Dual diagnosis, also known as co-occurring disorders, is a term used to describe a person who has both a mental illness and a problem with alcohol or drugs. It is estimated that around half of people who have a mental disorder will also have substance use disorder at some point in their lives, and vice versa. Interactions of the two conditions can worsen both. A person with dual diagnosis may have either of these conditions evident first.
People with mental illness often resort to substances in an effort to self-medicate, while those who experiment with or misuse substances can worsen underlying mental illnesses. Substance use can even change the brain in ways that increase the risk of developing mental illness. Ashish Bhatt explains the importance of accurately diagnosing and treating patients with dual diagnosis.

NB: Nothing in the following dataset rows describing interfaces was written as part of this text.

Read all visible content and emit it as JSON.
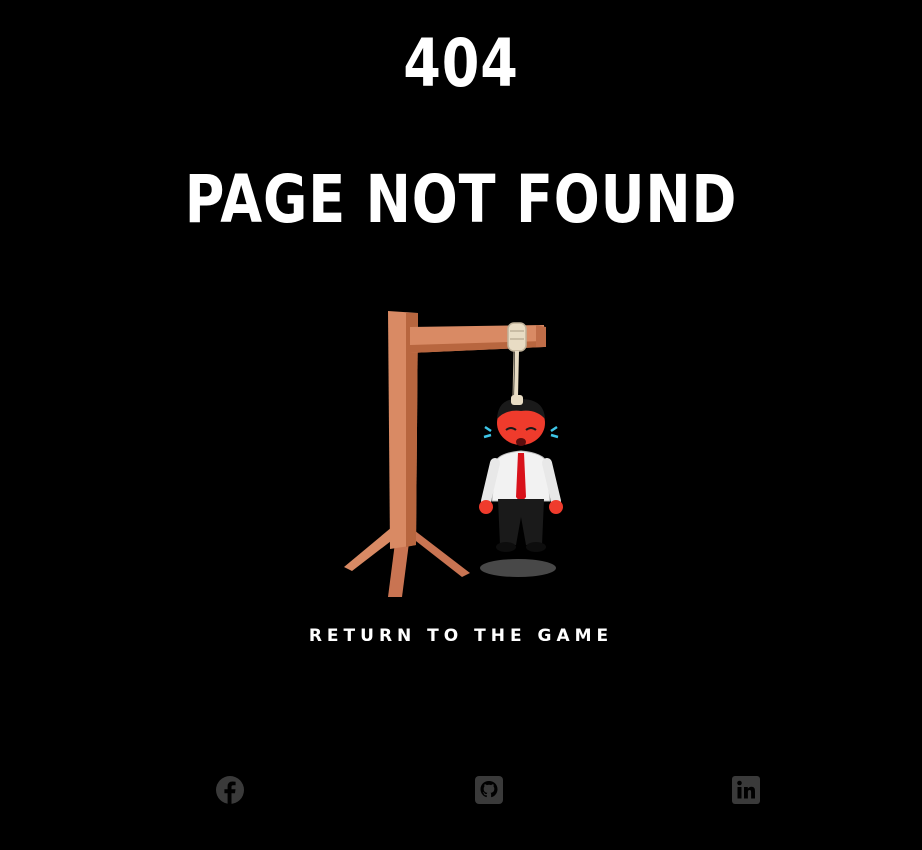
{
  "header": {
    "code": "404",
    "title": "PAGE NOT FOUND"
  },
  "illustration": {
    "description_icon": "hangman-icon"
  },
  "actions": {
    "return_label": "RETURN TO THE GAME"
  },
  "footer": {
    "social": [
      {
        "icon": "facebook-icon"
      },
      {
        "icon": "github-icon"
      },
      {
        "icon": "linkedin-icon"
      }
    ]
  },
  "colors": {
    "background": "#000000",
    "text": "#ffffff",
    "icon": "#3a3a3a",
    "wood": "#d98a64",
    "wood_dark": "#a85c3c",
    "rope": "#e8dcc4"
  }
}
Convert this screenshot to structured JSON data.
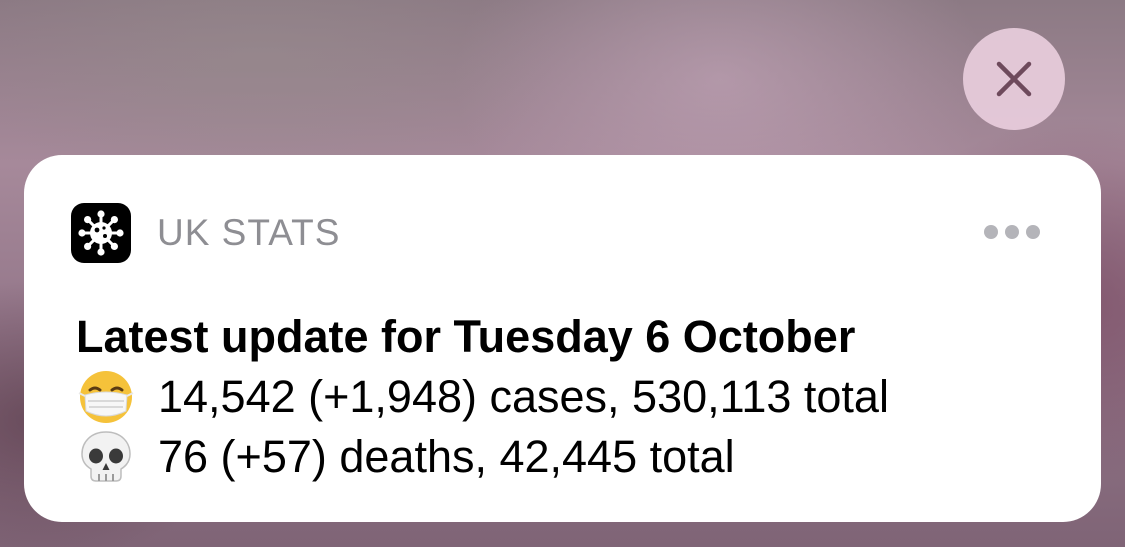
{
  "close_icon_name": "close-icon",
  "notification": {
    "app_icon_name": "virus-icon",
    "app_name": "UK STATS",
    "more_icon_name": "more-icon",
    "title": "Latest update for Tuesday 6 October",
    "lines": [
      {
        "emoji_name": "face-with-medical-mask-icon",
        "text": "14,542 (+1,948) cases, 530,113 total"
      },
      {
        "emoji_name": "skull-icon",
        "text": "76 (+57) deaths, 42,445 total"
      }
    ]
  },
  "colors": {
    "card_bg": "#ffffff",
    "app_name": "#8e8e93",
    "close_button_bg": "#e8cddc",
    "close_glyph": "#6e4a5c"
  }
}
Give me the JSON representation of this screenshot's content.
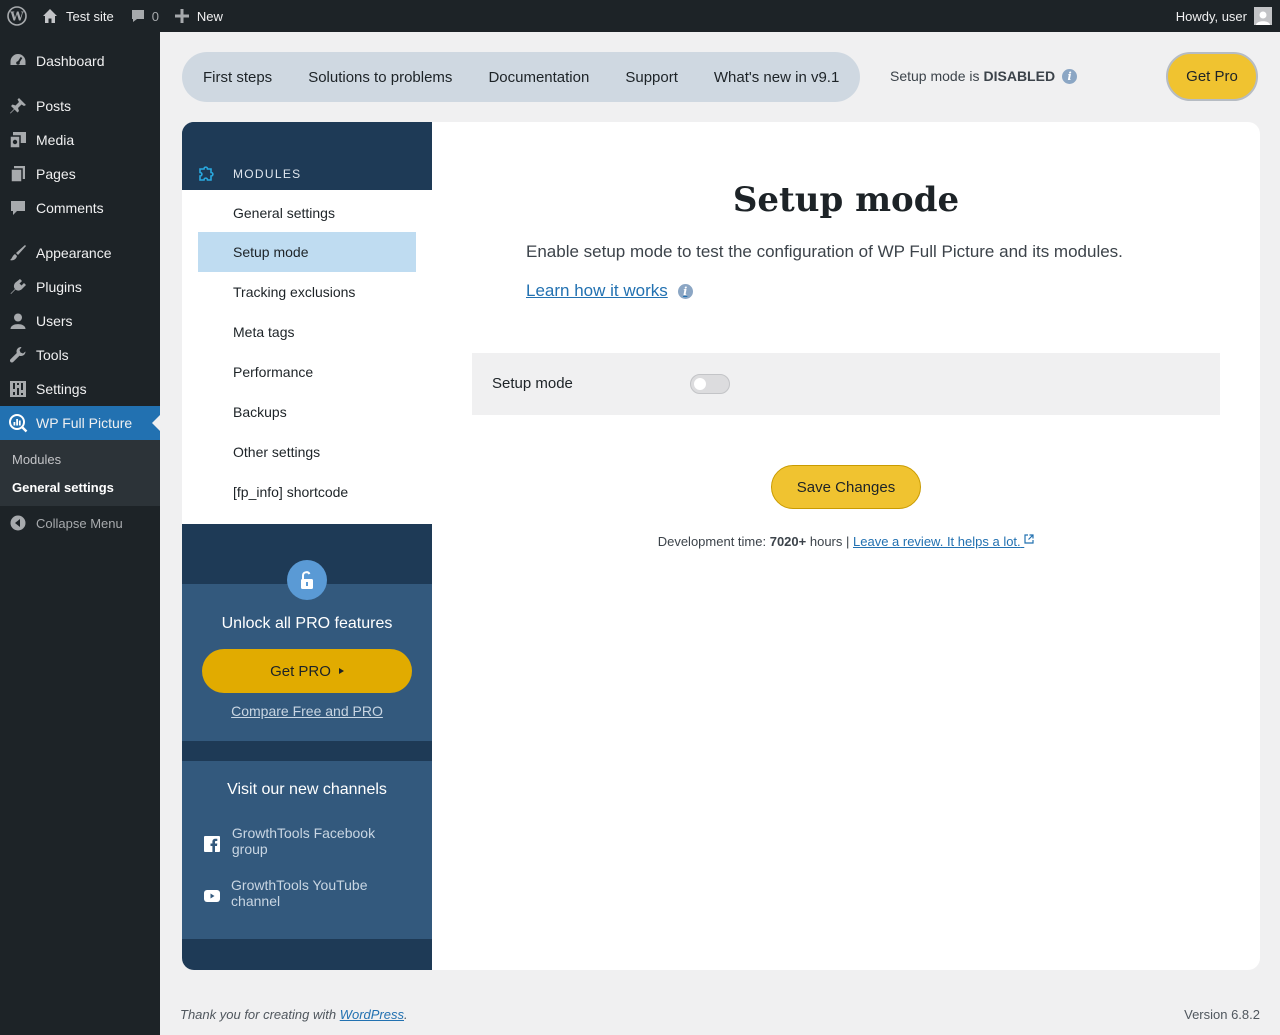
{
  "adminbar": {
    "site_name": "Test site",
    "comments_count": "0",
    "new_label": "New",
    "howdy": "Howdy, user"
  },
  "menu": {
    "items": [
      {
        "label": "Dashboard",
        "icon": "dashboard-icon"
      },
      {
        "label": "Posts",
        "icon": "pin-icon"
      },
      {
        "label": "Media",
        "icon": "media-icon"
      },
      {
        "label": "Pages",
        "icon": "pages-icon"
      },
      {
        "label": "Comments",
        "icon": "comment-icon"
      },
      {
        "label": "Appearance",
        "icon": "brush-icon"
      },
      {
        "label": "Plugins",
        "icon": "plug-icon"
      },
      {
        "label": "Users",
        "icon": "user-icon"
      },
      {
        "label": "Tools",
        "icon": "wrench-icon"
      },
      {
        "label": "Settings",
        "icon": "sliders-icon"
      },
      {
        "label": "WP Full Picture",
        "icon": "chart-magnifier-icon"
      }
    ],
    "submenu": [
      "Modules",
      "General settings"
    ],
    "collapse": "Collapse Menu"
  },
  "tabs": [
    "First steps",
    "Solutions to problems",
    "Documentation",
    "Support",
    "What's new in v9.1"
  ],
  "setup_status": {
    "prefix": "Setup mode is",
    "value": "DISABLED"
  },
  "get_pro_top": "Get Pro",
  "modules": {
    "heading": "MODULES",
    "items": [
      "General settings",
      "Setup mode",
      "Tracking exclusions",
      "Meta tags",
      "Performance",
      "Backups",
      "Other settings",
      "[fp_info] shortcode"
    ],
    "active": "Setup mode"
  },
  "upgrade": {
    "title": "Unlock all PRO features",
    "button": "Get PRO",
    "compare": "Compare Free and PRO"
  },
  "channels": {
    "title": "Visit our new channels",
    "links": [
      "GrowthTools Facebook group",
      "GrowthTools YouTube channel"
    ]
  },
  "main": {
    "title": "Setup mode",
    "lead": "Enable setup mode to test the configuration of WP Full Picture and its modules.",
    "learn": "Learn how it works",
    "field_label": "Setup mode",
    "toggle_on": false,
    "save": "Save Changes",
    "dev_prefix": "Development time:",
    "dev_hours": "7020+",
    "dev_suffix": "hours |",
    "review": "Leave a review. It helps a lot."
  },
  "footer": {
    "thanks_prefix": "Thank you for creating with",
    "thanks_link": "WordPress",
    "thanks_suffix": ".",
    "version": "Version 6.8.2"
  },
  "colors": {
    "admin_dark": "#1d2327",
    "accent_blue": "#2271b1",
    "yellow": "#f0c330",
    "panel_navy": "#1e3a56",
    "panel_blue": "#33597d"
  }
}
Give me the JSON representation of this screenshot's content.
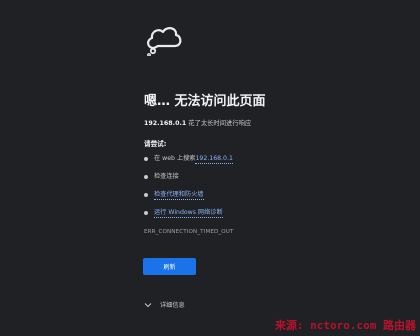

It is essential to address both the addiction and the mental health condition for successful treatment.
Sometimes, only the addiction is addressed while the mental health condition is not being treated. A substance use disorder is diagnosed when a person is unable to control their use of alcohol or legal or illegal drugs. Cognitive behavioral therapy (CBT) can help the person learn new coping skills and change ineffective thinking patterns that could lead to a return to substance use. People with psychotic illnesses such as schizophrenia may be less able to maintain moderate substance use over time without experiencing negative symptoms.
In the case of dual diagnosis, an inpatient rehabilitation center can provide a structured and safe environment for treatment. Dual diagnosis is an evolving field, both in understanding causal relationships and in developing effective strategies for prevention, treatment and recovery. Mental health and alcohol and other drugs services must be able to respond to the needs of people with dual diagnosis. While there is no standard dual-diagnostic intervention, mental health professionals can use best practices to individualize their treatment. Recovery from dual diagnosis often begins with inpatient detoxification and substance use rehabilitation.
People diagnosed with co-occurring disorders often need more intensive treatment due to the complexity of their case, which emphasizes the importance of doctors providing effective and efficient treatment to these patients. Counselors can conduct group and individual therapy sessions, while residents can take advantage of any of the activities and services offered by the center. Telling personal stories of recovery can be one of the most effective ways to reduce stigma and help individuals and families facing challenges related to mental health conditions. A new approach is needed that allows physicians, researchers and managers to offer adequate evaluation and evidence-based treatments to patients with dual pathology, which cannot be adequately and efficiently managed by cross-referral between psychiatric and medical services. When it comes to dual diagnosis, it is important to understand that mental health and alcohol or drug related problems must be addressed together for successful treatment. Excessive marijuana use, for example, can lead to psychosis in some people; psychosis is a serious mental disorder that causes people to lose touch with reality.